Who invented the cc? I’d like to know, because I’d like to tell him (or her) that his (or her) simple notation to let people know who’s getting a copy (originally of a letter or memo, but now of an e-mail) has been perverted. It’s now a tool for electronic intimidation in the workplace.
To wit: I got an e-mail from our CFO. It said:
“Cassandra—Need status of project X. Concerned about deadline. Don’t want to leave people hanging.”
Cc’d on the e-mail: My department VP.
It was as if he had written:

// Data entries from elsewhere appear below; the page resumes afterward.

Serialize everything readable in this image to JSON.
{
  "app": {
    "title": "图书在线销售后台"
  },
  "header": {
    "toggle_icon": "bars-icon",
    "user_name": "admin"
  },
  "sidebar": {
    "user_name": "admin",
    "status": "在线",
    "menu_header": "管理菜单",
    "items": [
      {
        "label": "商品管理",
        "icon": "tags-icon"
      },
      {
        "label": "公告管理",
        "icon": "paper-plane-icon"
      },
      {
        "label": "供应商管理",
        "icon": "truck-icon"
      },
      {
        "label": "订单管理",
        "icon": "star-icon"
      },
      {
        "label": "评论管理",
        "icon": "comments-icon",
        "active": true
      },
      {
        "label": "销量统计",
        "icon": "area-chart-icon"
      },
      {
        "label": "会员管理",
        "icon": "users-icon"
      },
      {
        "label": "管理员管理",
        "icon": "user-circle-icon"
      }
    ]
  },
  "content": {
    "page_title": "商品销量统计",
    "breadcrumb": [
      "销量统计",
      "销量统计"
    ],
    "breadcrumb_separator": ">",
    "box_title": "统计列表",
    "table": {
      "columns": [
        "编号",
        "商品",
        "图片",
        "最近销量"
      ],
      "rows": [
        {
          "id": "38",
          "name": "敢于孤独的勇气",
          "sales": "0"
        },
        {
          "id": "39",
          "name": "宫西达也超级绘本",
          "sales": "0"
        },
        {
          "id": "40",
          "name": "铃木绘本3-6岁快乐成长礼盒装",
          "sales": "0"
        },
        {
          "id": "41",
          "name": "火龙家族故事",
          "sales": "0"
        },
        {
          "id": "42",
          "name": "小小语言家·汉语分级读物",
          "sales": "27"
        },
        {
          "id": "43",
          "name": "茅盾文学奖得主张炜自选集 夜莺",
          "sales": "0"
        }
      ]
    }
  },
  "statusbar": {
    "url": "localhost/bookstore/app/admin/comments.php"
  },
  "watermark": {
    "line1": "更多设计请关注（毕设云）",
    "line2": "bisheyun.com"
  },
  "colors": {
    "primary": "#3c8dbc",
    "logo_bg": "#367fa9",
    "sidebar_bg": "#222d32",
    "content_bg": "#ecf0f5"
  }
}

“Dear Peon, you may have told me the status of the project 100 times, but I don’t care. I’m a big important guy, and I don’t have time to be responsible and read the status reports you send. Just to show you that I can, I’m going to cc the highest person in your management chain to make sure that you’ll get in really big trouble if you don’t produce. In case you were in any doubt, your derrière is on the line. Now hop to.”